I’ve spent a few summers in East Africa. The first time I went I read every travel book I could lay my hands on. I remember one that had a picture of the sky and a few wispy clouds – and some caption about the beauty of the African skies.
Paul Simon came out with his Graceland album the year before with the hit song “African Skies.” It added to the mystique and the romance of the whole idea, but the reality that I experienced made me a bit resentful of tourists who only saw the Africa of the travel books.
From what I remember, those literal skies don’t come close to what I see here every day. We were far away from any city so the night sky was just black; had I known my constellations better, I’m sure I would have appreciated the differences in the stars.

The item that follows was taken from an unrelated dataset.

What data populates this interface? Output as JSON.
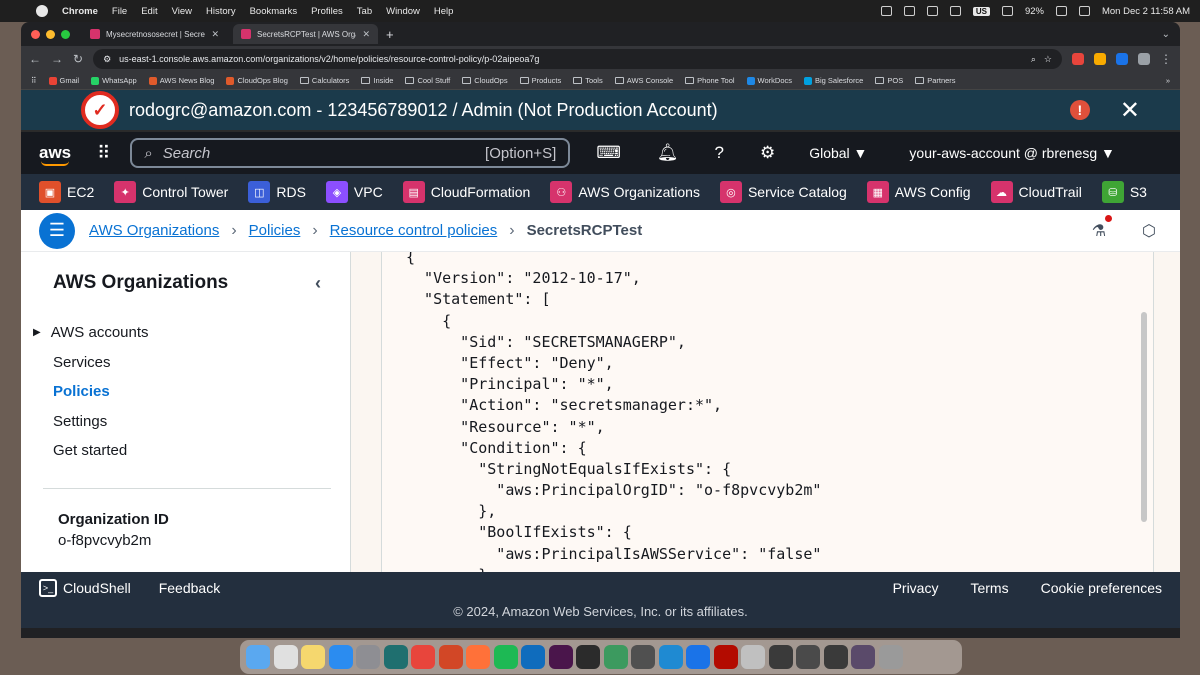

Dusk at the equator lasts all of about 15 minutes. Boom – the sun just drops below the horizon.
In these more northern latitudes (I’m at 51 degrees north) dusk is at least an hour long – lots of time to enjoy the subtle shifts in colour and density. The clouds by day are just as fascinating – you can see the changes but can’t always see them change. Sometimes one layer of clouds rushes past another; and the light – the way the light rims or illuminates the clouds – it’s breathtaking if you let it be.
I have successfully slowed down.
Paul Simon and Miram Makeba – Under African Skies – live from The African Concert in Harare, Zimbabwe, 1987. (To this day I’m in love with the music of southern Africa)